Liriodendron tulipifera flower

The University of North Carolina
A Department of the North Carolina Botanical Garden


Collectors of the UNC Herbarium
The following information was compiled by Carol Ann McCormick,
Curator, University of North Carolina Chapel Hill Herbarium (NCU)

Ross C. Clark
(b. 1940)

The University of North Carolina Herbarium (NCU) has databased approximately 1500 specimens collected by Ross Clark. Most were collected in the 1960s and 1970s. No doubt many more of Clark's specimens will be catalogued in coming years as databasing continues.

Clark received his Master of Arts in the Department of Botany at the University of North Carolina at Chapel Hill in 1966; the title of his thesis was "The Vascular Flora of the Fiery Gizzard Gorges in South-central Tennessee." The vouchers for this study are in NCU's collection. Clark's Ph.D. thesis dating from 1969, also completed at UNC-CH, is entitled "A Distributional Study of the Woody Plants of Alabama" and the vouchers for this study are also at NCU.

Besides NCU, other herbaria that hold substantial numbers of Clark's specimens include:
MOR Morton Arboretum in Lisle, Illinois, U.S.A
EKY Eastern Kentucky University in Richmond, Kentucky, U.S.A.
CONV Converse College in Spartanburg, South Carolina U.S.A.

The following information, written by Ross Clark, is from his website at Eastern Kentucky University:
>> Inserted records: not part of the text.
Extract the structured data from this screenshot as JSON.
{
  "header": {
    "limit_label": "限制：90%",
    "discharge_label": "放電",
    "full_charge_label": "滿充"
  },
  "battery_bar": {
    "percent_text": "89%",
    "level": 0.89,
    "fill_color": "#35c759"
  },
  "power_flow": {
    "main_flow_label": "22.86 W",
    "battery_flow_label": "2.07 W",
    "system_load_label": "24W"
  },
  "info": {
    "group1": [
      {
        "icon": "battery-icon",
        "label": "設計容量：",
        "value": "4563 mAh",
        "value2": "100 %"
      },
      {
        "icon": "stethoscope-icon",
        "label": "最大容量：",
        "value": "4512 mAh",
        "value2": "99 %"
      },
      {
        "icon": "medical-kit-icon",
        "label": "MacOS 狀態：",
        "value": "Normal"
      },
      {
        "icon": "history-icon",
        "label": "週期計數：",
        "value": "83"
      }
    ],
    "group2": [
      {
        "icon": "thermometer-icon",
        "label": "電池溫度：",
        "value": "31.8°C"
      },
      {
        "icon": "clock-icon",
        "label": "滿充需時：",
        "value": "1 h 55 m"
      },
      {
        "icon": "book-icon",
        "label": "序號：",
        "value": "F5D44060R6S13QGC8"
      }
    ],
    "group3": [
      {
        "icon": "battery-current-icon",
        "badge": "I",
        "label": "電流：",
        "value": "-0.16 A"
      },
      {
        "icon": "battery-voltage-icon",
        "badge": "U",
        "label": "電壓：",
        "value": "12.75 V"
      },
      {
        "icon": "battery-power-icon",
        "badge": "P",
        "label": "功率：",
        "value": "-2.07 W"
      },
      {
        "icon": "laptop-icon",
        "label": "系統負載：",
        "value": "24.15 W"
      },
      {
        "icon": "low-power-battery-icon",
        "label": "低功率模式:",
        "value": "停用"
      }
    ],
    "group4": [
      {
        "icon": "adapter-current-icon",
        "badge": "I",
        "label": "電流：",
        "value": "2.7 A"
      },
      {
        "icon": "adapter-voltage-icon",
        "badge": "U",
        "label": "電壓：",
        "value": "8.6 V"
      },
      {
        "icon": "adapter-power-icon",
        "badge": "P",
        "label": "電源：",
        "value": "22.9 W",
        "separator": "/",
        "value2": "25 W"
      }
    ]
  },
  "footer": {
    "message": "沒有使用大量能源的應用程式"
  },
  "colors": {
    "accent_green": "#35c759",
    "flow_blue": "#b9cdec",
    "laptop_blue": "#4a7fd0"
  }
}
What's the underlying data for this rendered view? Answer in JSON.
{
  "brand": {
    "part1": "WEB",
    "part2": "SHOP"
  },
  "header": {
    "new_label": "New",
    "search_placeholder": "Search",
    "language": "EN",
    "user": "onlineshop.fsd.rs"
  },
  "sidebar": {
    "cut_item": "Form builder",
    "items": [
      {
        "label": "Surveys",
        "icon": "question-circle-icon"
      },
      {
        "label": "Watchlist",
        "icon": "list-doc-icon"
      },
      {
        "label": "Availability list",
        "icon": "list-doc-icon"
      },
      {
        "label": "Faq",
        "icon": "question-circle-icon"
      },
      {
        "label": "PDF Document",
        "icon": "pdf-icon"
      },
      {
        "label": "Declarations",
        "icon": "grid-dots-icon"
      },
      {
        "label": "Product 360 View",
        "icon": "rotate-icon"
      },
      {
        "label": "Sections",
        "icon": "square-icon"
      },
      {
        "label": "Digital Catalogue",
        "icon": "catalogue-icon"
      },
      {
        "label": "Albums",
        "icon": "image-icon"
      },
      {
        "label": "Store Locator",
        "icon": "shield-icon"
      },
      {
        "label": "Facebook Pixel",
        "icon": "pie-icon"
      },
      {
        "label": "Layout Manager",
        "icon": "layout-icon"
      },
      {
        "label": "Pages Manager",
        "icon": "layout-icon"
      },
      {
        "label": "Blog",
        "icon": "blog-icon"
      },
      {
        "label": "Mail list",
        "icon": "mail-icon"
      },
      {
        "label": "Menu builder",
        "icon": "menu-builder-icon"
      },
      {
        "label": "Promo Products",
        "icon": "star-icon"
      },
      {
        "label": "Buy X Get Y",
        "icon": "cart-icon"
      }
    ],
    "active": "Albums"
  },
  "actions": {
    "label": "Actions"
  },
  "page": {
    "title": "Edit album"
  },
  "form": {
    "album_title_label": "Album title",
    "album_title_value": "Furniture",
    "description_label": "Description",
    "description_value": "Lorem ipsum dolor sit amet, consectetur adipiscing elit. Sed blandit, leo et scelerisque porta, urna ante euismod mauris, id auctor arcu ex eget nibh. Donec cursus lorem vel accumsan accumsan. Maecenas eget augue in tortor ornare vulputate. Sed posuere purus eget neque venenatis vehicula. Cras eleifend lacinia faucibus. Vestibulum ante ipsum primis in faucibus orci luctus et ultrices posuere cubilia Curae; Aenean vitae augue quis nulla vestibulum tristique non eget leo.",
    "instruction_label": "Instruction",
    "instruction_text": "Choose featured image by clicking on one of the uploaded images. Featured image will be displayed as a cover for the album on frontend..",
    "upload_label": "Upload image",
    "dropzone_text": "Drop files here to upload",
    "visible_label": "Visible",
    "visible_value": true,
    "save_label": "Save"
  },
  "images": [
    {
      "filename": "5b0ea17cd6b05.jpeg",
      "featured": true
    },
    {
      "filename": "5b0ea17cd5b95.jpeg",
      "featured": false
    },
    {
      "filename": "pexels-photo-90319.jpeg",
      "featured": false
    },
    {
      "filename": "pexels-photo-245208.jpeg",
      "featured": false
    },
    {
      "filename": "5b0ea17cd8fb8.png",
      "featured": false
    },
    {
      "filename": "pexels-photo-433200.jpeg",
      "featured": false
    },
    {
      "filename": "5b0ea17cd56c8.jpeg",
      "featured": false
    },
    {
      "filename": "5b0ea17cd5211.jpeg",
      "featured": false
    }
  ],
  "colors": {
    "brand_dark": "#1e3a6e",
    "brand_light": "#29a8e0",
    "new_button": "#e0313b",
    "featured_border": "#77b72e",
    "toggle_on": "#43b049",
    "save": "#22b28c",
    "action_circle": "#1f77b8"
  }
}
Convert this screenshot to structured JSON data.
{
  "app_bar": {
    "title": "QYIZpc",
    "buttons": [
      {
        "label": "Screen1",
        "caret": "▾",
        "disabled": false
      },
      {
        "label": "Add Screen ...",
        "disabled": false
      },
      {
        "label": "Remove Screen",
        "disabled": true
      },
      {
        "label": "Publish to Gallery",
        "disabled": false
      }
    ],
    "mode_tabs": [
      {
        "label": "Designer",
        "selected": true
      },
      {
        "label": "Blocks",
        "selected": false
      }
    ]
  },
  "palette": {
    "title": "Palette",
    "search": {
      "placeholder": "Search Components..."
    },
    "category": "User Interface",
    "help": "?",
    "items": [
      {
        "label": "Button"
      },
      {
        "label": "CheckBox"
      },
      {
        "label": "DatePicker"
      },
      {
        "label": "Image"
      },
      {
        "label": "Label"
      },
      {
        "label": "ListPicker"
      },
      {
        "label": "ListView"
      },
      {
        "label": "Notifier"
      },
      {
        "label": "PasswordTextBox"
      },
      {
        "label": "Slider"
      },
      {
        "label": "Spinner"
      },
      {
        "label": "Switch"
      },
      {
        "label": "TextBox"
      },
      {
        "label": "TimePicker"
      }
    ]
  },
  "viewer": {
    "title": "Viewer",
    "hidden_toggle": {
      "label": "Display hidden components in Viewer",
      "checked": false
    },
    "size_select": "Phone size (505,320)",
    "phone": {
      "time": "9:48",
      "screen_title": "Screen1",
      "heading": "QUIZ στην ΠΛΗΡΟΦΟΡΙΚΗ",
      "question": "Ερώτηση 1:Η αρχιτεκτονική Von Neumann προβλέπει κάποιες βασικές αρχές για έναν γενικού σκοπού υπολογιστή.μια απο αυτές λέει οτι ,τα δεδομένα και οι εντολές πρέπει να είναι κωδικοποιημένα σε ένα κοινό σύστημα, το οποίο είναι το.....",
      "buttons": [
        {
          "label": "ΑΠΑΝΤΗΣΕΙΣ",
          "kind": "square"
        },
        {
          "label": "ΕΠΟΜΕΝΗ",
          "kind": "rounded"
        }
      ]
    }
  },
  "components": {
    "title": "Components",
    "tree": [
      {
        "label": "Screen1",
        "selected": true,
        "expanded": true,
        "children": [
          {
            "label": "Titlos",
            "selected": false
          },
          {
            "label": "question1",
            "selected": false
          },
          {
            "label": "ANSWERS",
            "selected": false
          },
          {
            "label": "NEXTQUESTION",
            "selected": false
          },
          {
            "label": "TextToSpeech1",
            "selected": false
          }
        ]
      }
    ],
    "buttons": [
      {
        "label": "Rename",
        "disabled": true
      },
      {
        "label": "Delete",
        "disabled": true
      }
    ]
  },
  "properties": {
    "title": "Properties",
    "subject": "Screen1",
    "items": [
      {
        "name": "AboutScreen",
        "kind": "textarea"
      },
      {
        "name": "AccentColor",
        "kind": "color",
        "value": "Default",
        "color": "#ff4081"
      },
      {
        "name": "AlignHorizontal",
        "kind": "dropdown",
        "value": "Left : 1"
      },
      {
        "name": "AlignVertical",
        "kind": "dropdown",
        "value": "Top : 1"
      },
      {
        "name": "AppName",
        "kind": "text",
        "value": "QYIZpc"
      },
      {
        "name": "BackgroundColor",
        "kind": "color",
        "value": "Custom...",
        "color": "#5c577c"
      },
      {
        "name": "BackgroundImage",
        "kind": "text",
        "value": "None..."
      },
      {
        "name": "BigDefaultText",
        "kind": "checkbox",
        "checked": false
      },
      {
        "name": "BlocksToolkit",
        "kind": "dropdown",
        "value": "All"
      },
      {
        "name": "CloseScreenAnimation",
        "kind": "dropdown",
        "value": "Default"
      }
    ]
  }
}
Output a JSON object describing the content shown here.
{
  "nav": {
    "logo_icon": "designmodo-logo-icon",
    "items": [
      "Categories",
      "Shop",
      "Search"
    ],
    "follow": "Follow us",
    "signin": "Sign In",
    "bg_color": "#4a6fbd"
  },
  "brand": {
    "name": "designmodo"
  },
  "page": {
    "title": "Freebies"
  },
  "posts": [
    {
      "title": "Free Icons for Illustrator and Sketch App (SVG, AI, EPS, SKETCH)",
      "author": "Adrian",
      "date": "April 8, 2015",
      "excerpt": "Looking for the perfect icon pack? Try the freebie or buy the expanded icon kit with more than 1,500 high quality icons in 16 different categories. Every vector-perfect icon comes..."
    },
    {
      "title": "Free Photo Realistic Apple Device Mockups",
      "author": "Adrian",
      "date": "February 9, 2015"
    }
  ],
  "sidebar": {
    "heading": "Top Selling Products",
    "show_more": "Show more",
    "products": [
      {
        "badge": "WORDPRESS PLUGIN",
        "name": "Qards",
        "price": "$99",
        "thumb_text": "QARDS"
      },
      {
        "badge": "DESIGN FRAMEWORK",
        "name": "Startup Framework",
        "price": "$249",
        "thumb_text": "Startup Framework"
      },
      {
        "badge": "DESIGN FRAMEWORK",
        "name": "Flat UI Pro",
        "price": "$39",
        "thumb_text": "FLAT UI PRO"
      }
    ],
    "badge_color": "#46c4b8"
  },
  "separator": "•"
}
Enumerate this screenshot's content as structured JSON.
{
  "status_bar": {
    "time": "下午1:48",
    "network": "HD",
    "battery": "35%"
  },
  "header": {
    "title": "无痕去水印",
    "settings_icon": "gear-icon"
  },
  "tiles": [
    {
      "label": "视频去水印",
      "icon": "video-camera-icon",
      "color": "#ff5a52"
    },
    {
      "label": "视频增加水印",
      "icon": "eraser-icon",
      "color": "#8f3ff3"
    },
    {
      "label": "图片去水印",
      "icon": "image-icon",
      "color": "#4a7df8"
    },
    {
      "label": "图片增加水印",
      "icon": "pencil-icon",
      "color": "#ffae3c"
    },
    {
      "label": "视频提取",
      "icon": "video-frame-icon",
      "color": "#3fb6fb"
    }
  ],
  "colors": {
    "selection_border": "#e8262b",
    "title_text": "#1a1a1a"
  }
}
I'm from Virginia and finished high school in Oak Ridge, Tennessee. I received a B.A. in biology from the University of the South and an M.A. and Ph.D. in plant systematics and general ecology from the University of North Carolina-Chapel Hill, where my advisor was Albert E. Radford. My undergraduate mentor in botany was George S. Ramseur, Jr. In the picture below, Ramseur, Radford and I are pictured from left to right. My master's thesis was The Flora of the Fiery Gizzard Gorges in South-Central Tennessee. The publication title of my Ph.D. dissertation was The Woody Plants of Alabama.

I taught at the University of South Carolina at Spartanburg and Erskine College before serving as Curator of Education at the Morton Arboretum for over 12 years. In 1992, I came to EKU as Chair of the Department of Biological Sciences, and shifted into full-time teaching in 1998. At EKU, I've received two outstanding teaching awards: the National Alumni Association Outstanding Teaching Award (2002), and a Student Government Distinguished Educational Leader Award for Exceptional Classroom Performance (2004). In the early 1970s, I won a similar award at the University of South Carolina at Spartanburg.

Among my 50+ publications are a treatment of the woody plants of Alabama and a book on the trees of the Chicago region.

Taxonomy of temperate woody plants; vascular plant biodiversity (an esoteric way of saying floristics, which is an esoteric way of saying I'm always curious about what's growing where and why); descriptive plant community ecology.

Studies of temperate Aquifoliaceae (that's hollies); flora of Kentucky. Specifically, I'm working on floras of Cumberland County, the Red River Gorge, and a statewide, comprehensive study of Kentucky woody plants.. There are plenty of opportunities for students to get involved with me in these or other projects.

Clark, R.C. 1998. Encouraging new biologists. Trans. Kentucky Acad. Sci. 59(1): 44-46.
Clark, R.C. & R.M. Bauer. 2001. Woody plants of six northern Kentucky counties. Jour. Kentucky Acad. Sci. 62(1): 39-51.
Clark, R. C. 2002. Intrinsic and overlooked factors favoring the establishment and spread of woody weeds. Invited paper presented at Fourth Annual Symposium, Southeast Exotic Pest Plant Council.
Clark, R. C. 2002. Aquifoliaceae. In Wofford, B. E. & E. W. Chester. Guide to the Trees, Shrubs and Woody Vines of Tennessee. pp. 97-98. Knoxville: Univ. of Tennessee Press.

I'm a low-powered woody plant fanatic; our one-acre lot includes about 120 species of trees, shrubs and woody vines. At times, I've been big into gandy dancing, beekeeping, tuba playing, bicycling, goat breeding and bonsai culture. I'm for everything that Republicans detest. That should be enough to scare you off . . ..

From left to right: George Ramseur (University of the South); Albert E. Radford (University of North Carolina at Chapel Hill); Ross C. Clark (Eastern Kentucky University)

Photo: Ca. 1990, taken by George Ramseur's daughter, Kathryn, at a pig pickin' in Sewanee, Tennessee, to celebrate George Ramseur's retirement from The University of the South.


University of North Carolina Chapel Hill Herbarium (NCU)
CB# 3280, Coker Hall
University of North Carolina
Chapel Hill, NC 27599-3280
phone: (919) 962-6931


Last Updated: 9 April 2018